People are generally the most receptive to financial education and support at "teachable moments" when the information is especially applicable to their lives: Getting married, preparing income taxes, adopting or giving birth to a child, entering college, buying a home, risk of losing home, applying for a loan, when in need of credit repair, or when recovering from bankruptcy.

How can people pay off their student loans quicker?

The easiest way to pay off your student loans faster is to simply pay more each month. Of course, it's difficult to pay more if you don't have the money in the first place. One way to obtain extra income is to take up side jobs or freelance work using a special skill or talent you have.

Another method is to make bi-weekly payments. That means you end up paying 26 bi-monthly payments (the equivalent of 13 monthly payments) per year.

Most student loan lenders offer interest rate deductions (usually 0.25 percent) for people who set up direct deposit. Unless you arrange for a different repayment schedule with your loan servicer, the standard repayment schedule is 120 months (10 years). If you are financially able to do so, it may make sense for you to pay off your student loans early. Generally there are no penalties involved in paying off your student loans early. Sometimes when you pay more than your minimum payment, your lender will credit the amount against a future payment rather than apply it toward your loan balance. If you plan to pay more than your minimum monthly payment, you can instruct your lender or servicer to credit the payment against the principal.

If someone with student loans can't afford to pay more than their minimum payment, they can look into loan forgiveness options, or employment options in public service with benefits for receiving student loan forgiveness.

Take better control of your spending by limiting eating out at restaurants and indulging in activities that will prolong a lifestyle of indebtedness. No matter what else you do, it's critical to stick to a budget. Without a budget, you will have no clue where your money is going.

Can we all build wealth by just saving?
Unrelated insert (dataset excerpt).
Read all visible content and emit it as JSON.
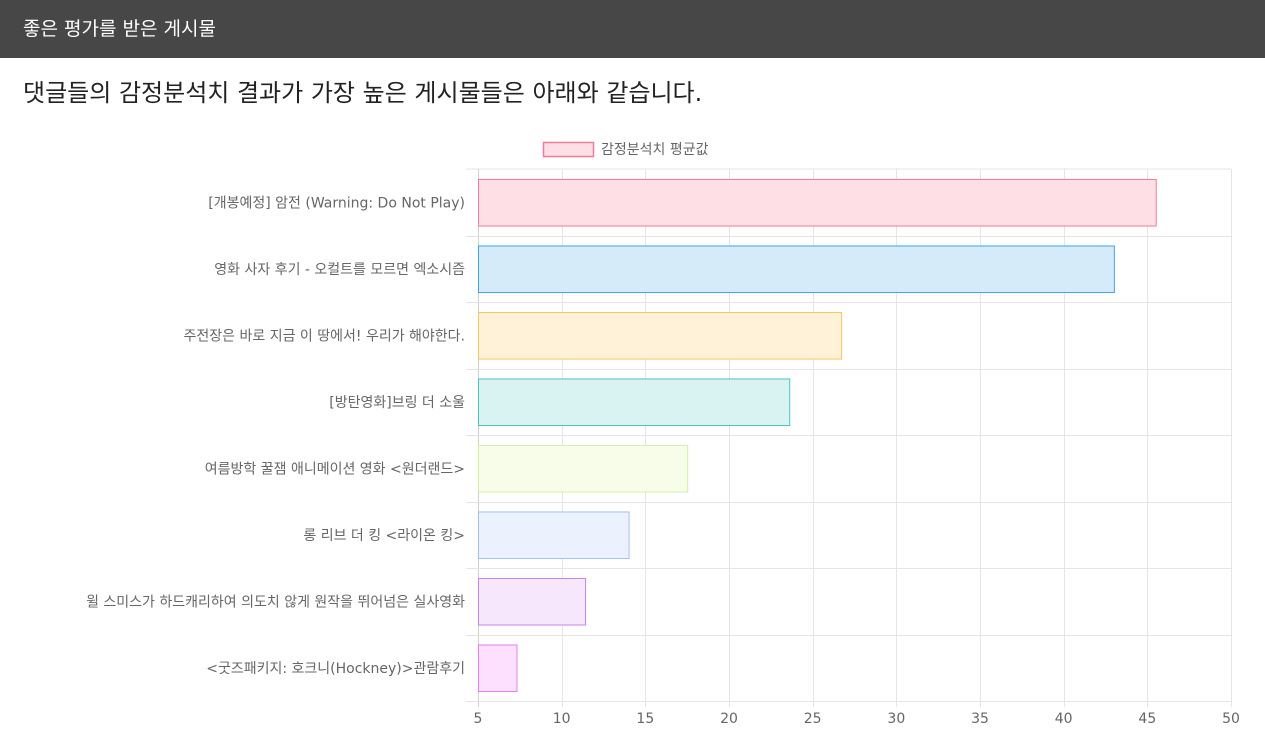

Anyone can build wealth by saving. Wealth building can mean more than just earning a bigger paycheck. It also means knowing how to save more effectively, and how to use the money you've already saved to work for you. One of the most important things you can learn in life is how to save money. You can't begin to save unless you know where your money is going. It's the first step to getting where you want to be. Anyone can do it. You just have to put your mind to it. Once you start, it gets easier and easier and before you know it, you're on your way to making your dreams a reality. Set a savings goal and make a plan to save by taking the America Saves pledge today. Click here to take the America Saves pledge.

Do you have any books you recommend that help inspire and provide tools for managing our money better?

- Raising Money Smart Kids by Janet Bodnar
- Tips from the Top: Targeted Advice from America's Top Money Minds by Edie Milligan
- Think & Grow Rich by Napolean Hill
- The Richest Man in Babylon by George Clason
- A Penny Saved by Neale S. Godfrey
- The Millionaire Next Door by William Danko

You can also like the Believe in Your Future Facebook page or follow Believe in Your Future on Twitter.